By around 100 C.E., a well-planned city began to emerge, and the construction of the famed pyramids of the sun and moon was underway. By 300 C.E., the sprawling city probably extended over 20 square kilometers. In about 1200 C.E., the nomadic Aztecs came through the largely abandoned site. They saw the massive stone structures and thought the gods had built it. In their language, Teotihuacan means "city of gods."

What we see today is the base of the pyramids that were built to replicate sacred mountains. When the city was occupied, there were temples on top of the pyramids. Today only one temple remains, and a large portion of Teotihuacan has been reconstructed so visitors can imagine what it once looked like -- minus the paintings on plaster and the floors that once graced the buildings.

Almost every day there are discoveries by archeologists and specialists who continue to work at the site, and Jorge shared a number of them with us. In fact, instead of beginning at the iconic temples of the sun and moon, he suggested that we start our visit near the Feathered Serpent Temple, in an area known as the "citadel." It was probably once the prime ceremonial center, and there are perhaps six or seven earlier cities underneath the ground. So as you walk around, you are quite literally walking on history.

The vast citadel "plaza" could probably accommodate 95,000 standing people during ceremonies and public events. What was once known as the Quetzalcoatl temple is now called the Feathered Serpent Temple. And experts think there was another temple nearby, with elaborate bird sculptures. Something happened in Teotihuacan in ancient times, and the Feathered Temple was destroyed and the new one built. Specialists are also rethinking the figures on the Feathered Serpent Temple. In the past, it was assumed that they represented the god Tlaloc, but now it has become apparent that the so-called Tlacoc sculptures have scales and round eyes that represent water and jade stone. So the figures may well be crocodiles instead of Tlalocs.

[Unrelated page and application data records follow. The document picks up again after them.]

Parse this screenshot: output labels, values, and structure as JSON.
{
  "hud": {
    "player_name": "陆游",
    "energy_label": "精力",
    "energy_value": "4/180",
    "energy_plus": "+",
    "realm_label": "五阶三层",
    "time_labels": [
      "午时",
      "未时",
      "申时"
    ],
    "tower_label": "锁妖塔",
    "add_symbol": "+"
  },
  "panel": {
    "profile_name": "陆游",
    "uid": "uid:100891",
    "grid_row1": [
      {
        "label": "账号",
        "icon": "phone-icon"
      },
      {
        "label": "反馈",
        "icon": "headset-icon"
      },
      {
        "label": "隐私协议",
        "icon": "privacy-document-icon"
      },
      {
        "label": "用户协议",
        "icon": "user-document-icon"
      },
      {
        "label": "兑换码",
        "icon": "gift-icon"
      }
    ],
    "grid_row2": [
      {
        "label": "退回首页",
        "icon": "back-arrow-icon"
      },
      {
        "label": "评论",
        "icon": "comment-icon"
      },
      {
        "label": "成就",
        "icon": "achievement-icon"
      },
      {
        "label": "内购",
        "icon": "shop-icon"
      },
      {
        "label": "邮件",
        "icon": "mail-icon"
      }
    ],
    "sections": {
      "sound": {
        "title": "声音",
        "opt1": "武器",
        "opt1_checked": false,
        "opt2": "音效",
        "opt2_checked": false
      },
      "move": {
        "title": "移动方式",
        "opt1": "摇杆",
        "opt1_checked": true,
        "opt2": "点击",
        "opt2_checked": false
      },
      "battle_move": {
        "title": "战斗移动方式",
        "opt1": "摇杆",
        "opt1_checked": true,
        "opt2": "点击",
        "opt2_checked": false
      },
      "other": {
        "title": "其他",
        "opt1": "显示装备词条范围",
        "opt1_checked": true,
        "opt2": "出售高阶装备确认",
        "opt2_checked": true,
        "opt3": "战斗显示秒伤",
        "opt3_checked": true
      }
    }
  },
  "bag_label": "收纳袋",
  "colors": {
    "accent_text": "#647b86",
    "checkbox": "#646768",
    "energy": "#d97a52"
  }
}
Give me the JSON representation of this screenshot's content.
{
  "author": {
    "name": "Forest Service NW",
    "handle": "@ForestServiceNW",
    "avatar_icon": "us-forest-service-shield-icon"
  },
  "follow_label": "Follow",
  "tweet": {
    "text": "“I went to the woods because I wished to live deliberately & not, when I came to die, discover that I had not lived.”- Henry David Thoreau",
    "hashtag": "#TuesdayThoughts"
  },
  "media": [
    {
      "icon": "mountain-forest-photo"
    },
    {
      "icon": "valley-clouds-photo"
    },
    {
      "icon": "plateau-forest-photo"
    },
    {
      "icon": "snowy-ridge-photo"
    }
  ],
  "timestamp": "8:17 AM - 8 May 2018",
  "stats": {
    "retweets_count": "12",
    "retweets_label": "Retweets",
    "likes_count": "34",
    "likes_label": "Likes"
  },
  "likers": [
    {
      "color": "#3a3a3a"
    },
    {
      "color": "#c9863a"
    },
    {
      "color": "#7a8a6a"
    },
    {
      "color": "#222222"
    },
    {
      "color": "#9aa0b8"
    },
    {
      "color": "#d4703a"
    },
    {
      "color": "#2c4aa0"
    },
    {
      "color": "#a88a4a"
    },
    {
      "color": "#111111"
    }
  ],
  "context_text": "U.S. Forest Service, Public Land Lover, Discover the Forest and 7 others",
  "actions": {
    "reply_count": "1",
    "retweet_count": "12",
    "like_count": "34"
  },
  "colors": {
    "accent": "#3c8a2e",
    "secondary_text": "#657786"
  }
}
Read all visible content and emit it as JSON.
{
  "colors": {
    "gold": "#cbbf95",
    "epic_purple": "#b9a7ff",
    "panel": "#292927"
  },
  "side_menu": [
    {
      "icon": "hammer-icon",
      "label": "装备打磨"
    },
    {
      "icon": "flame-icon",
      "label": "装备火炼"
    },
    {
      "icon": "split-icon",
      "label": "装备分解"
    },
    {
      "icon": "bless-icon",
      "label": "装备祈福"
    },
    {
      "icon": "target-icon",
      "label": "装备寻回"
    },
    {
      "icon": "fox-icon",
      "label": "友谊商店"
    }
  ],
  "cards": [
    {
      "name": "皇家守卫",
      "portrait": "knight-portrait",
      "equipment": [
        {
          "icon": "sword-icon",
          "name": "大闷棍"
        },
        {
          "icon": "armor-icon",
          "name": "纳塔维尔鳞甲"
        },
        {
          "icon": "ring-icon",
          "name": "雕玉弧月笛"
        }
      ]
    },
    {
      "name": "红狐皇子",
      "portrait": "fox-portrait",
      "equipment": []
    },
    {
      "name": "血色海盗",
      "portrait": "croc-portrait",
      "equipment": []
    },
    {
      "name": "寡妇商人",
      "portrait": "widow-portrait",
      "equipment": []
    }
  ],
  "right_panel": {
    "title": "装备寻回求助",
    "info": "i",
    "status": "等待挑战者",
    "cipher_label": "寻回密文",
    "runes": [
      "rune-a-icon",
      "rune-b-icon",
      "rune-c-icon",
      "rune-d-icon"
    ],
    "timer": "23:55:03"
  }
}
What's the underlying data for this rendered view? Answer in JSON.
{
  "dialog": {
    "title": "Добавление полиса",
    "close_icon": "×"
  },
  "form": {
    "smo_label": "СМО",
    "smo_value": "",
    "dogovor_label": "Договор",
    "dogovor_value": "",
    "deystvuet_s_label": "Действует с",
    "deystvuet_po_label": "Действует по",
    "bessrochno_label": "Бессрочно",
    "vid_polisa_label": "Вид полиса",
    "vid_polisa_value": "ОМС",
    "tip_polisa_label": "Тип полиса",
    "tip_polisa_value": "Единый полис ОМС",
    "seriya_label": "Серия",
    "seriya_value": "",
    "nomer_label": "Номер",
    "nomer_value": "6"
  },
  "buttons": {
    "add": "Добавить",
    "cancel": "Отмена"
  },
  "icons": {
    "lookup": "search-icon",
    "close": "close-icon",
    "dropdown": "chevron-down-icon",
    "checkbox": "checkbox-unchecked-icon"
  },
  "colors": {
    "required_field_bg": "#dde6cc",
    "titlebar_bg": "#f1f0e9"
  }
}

Most of the human sacrifices at Teotihuacan took place in the citadel area, with 20 unfortunates sacrificed before the construction of the Feathered Serpent Temple. Their throats were cut with an obsidian knife, and their blood fed the gods and sanctified the temple before its construction. Even more surprising is the discovery that the plaza was covered with waterproof flooring. It was flooded to recreate or re-enact a seminal creation event when their sacred mountain emerged from the water.

Do not leave Teotihuacan without visiting Tepantitla, one of the 2,000 housing compounds that once surrounded the main areas of the city and vibrated with life. There is speculation, according to Jorge, that a house we visited belonged to priest. All of the houses at Teotihuacan were constructed the same way, according to mandated ancient building codes, which included a complicated drainage system designed to conserve water, a patio for ceremonies, and flooring. When I bent down to touch the floor, it felt like polished marble.

What sets Tepantitla and the house of the priests apart are the magnificently preserved murals, which are unlike any others I have seen in the Maya world. They are polychrome, cartoon like, and one wall depicts men talking, playing a ballgame with what looks like long hockey sticks, another game with what seem to be marbles or tiny balls, and interacting in their daily lives. On another wall, the women are doing all the work -- planting and laboring in the fields that fed their families.

We were so captivated by Jorge's behind-the-scenes-and-what's-the-latest tour that we had no time left to climb up the pyramids of the sun and moon. But we were not at all disappointed!

What's New in the City of the Gods

Judith Fein is an award-winning travel journalist who has contributed to more than 100 publications. She is a speaker, workshop leader, author of the book LIFE IS A TRIP: The Transformative Magic of Travel, and her website is